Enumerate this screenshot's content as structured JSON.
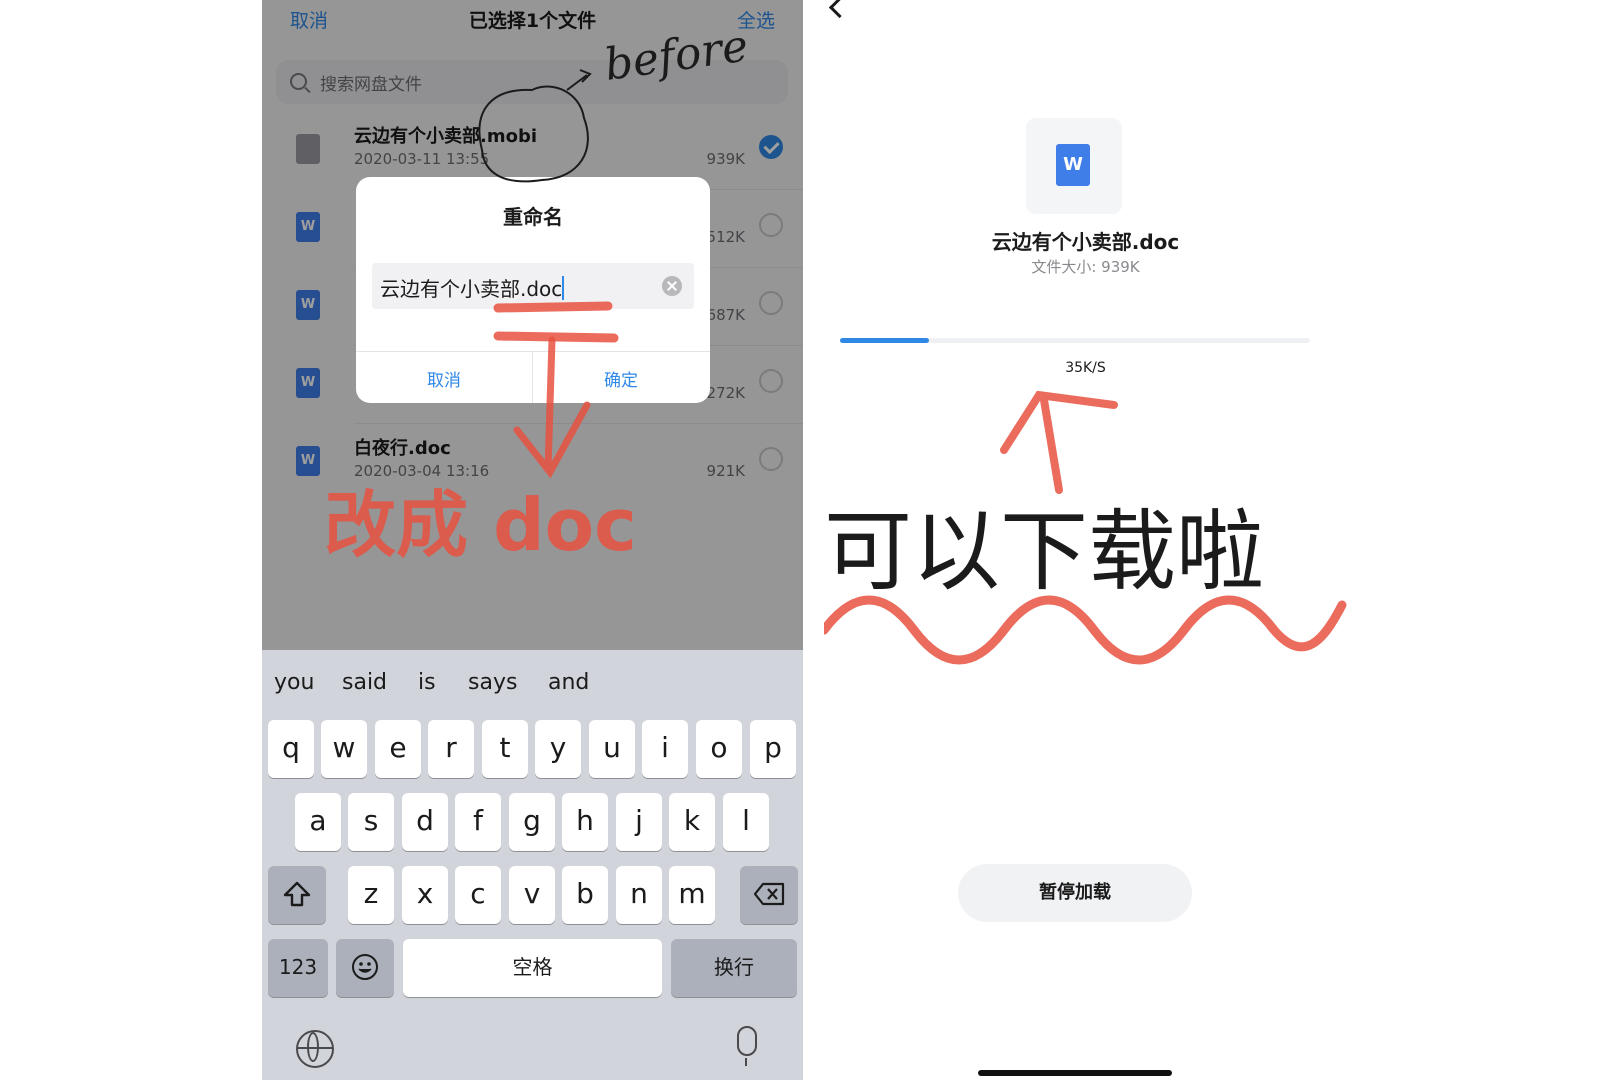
{
  "left": {
    "nav": {
      "cancel": "取消",
      "title": "已选择1个文件",
      "select_all": "全选"
    },
    "search_placeholder": "搜索网盘文件",
    "files": [
      {
        "name": "云边有个小卖部.mobi",
        "date": "2020-03-11 13:55",
        "size": "939K",
        "type": "other",
        "selected": true
      },
      {
        "name": "",
        "date": "",
        "size": "512K",
        "type": "word",
        "selected": false
      },
      {
        "name": "",
        "date": "",
        "size": "687K",
        "type": "word",
        "selected": false
      },
      {
        "name": "",
        "date": "",
        "size": "272K",
        "type": "word",
        "selected": false
      },
      {
        "name": "白夜行.doc",
        "date": "2020-03-04 13:16",
        "size": "921K",
        "type": "word",
        "selected": false
      }
    ],
    "dialog": {
      "title": "重命名",
      "input_value": "云边有个小卖部.doc",
      "cancel": "取消",
      "confirm": "确定"
    },
    "keyboard": {
      "suggestions": [
        "you",
        "said",
        "is",
        "says",
        "and"
      ],
      "row1": [
        "q",
        "w",
        "e",
        "r",
        "t",
        "y",
        "u",
        "i",
        "o",
        "p"
      ],
      "row2": [
        "a",
        "s",
        "d",
        "f",
        "g",
        "h",
        "j",
        "k",
        "l"
      ],
      "row3": [
        "z",
        "x",
        "c",
        "v",
        "b",
        "n",
        "m"
      ],
      "numbers": "123",
      "space": "空格",
      "return": "换行"
    },
    "annotations": {
      "before": "before",
      "change_to": "改成 doc"
    }
  },
  "right": {
    "file_name": "云边有个小卖部.doc",
    "file_size": "文件大小: 939K",
    "progress": 0.19,
    "speed": "35K/S",
    "pause_button": "暂停加载",
    "annotation": "可以下载啦"
  },
  "colors": {
    "accent": "#2f88e6",
    "word_icon": "#3f7ee8",
    "annotation": "#e8513f"
  }
}
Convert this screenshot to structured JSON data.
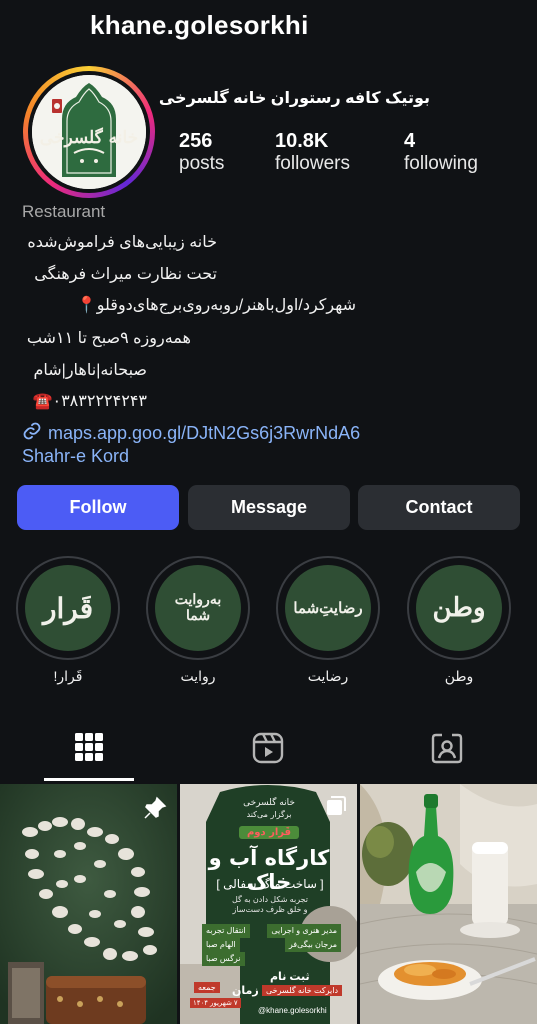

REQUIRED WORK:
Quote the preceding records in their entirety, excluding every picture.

ANSWER TO THE PROBLEM:
Enumerate this screenshot's content as structured JSON.
{
  "left": {
    "nav": {
      "cancel": "取消",
      "title": "已选择1个文件",
      "select_all": "全选"
    },
    "search_placeholder": "搜索网盘文件",
    "files": [
      {
        "name": "云边有个小卖部.mobi",
        "date": "2020-03-11 13:55",
        "size": "939K",
        "type": "other",
        "selected": true
      },
      {
        "name": "",
        "date": "",
        "size": "512K",
        "type": "word",
        "selected": false
      },
      {
        "name": "",
        "date": "",
        "size": "687K",
        "type": "word",
        "selected": false
      },
      {
        "name": "",
        "date": "",
        "size": "272K",
        "type": "word",
        "selected": false
      },
      {
        "name": "白夜行.doc",
        "date": "2020-03-04 13:16",
        "size": "921K",
        "type": "word",
        "selected": false
      }
    ],
    "dialog": {
      "title": "重命名",
      "input_value": "云边有个小卖部.doc",
      "cancel": "取消",
      "confirm": "确定"
    },
    "keyboard": {
      "suggestions": [
        "you",
        "said",
        "is",
        "says",
        "and"
      ],
      "row1": [
        "q",
        "w",
        "e",
        "r",
        "t",
        "y",
        "u",
        "i",
        "o",
        "p"
      ],
      "row2": [
        "a",
        "s",
        "d",
        "f",
        "g",
        "h",
        "j",
        "k",
        "l"
      ],
      "row3": [
        "z",
        "x",
        "c",
        "v",
        "b",
        "n",
        "m"
      ],
      "numbers": "123",
      "space": "空格",
      "return": "换行"
    },
    "annotations": {
      "before": "before",
      "change_to": "改成 doc"
    }
  },
  "right": {
    "file_name": "云边有个小卖部.doc",
    "file_size": "文件大小: 939K",
    "progress": 0.19,
    "speed": "35K/S",
    "pause_button": "暂停加载",
    "annotation": "可以下载啦"
  },
  "colors": {
    "accent": "#2f88e6",
    "word_icon": "#3f7ee8",
    "annotation": "#e8513f"
  }
}
Convert this screenshot to structured JSON data.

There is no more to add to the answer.